doddsi nymphs will move from their fast water habitat to slower moving water before
emerging to hatch. This may only be a few feet depending on the particular stream. The
grandis species usually hatch in the moderate water that they live in.
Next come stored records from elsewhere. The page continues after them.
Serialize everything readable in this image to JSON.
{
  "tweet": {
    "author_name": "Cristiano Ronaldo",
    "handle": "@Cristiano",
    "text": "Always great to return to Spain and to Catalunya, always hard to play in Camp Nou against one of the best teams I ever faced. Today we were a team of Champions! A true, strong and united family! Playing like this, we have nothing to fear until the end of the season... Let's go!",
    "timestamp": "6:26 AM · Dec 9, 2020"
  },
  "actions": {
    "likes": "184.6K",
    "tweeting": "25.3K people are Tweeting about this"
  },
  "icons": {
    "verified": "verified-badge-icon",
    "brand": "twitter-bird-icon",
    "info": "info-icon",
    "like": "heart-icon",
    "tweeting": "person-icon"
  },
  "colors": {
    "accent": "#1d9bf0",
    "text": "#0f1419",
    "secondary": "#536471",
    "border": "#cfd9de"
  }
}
You may want to try imitating the stocky nymphs a few days prior to a hatch. You will
need to consult our hatch charts to determine when the Green Drakes should hatch for
a particular stream. It varies greatly in the park depending on the location.
Imitating the nymphs in the faster streams with pocket water is best done on the swing.
You can rig the imitation to drift just above the bottom using a strike indicator but it is
best to watch your line and leader for a take. If you make very short up and across cast
and hold your rod high on the swing, you can feel the trout take the fly. I call this the
"high stickin" method. You must be in fast water and approach the runs and riffles
carefully to avoid spooking the trout when you are fishing that short of a line.
In smoother water, you may want to make longer (20 to 25 feet) up and across
presentations and follow the drift to the down and across position. Sometimes a strike
indicator is useful in this situation. With or without the indicator, you should focus on
keeping the fly near the bottom. Remember the non-toxic rule and avoid using lead.

Coming Up Next:
Western Green Drake - Emergers

Copyright 2008 James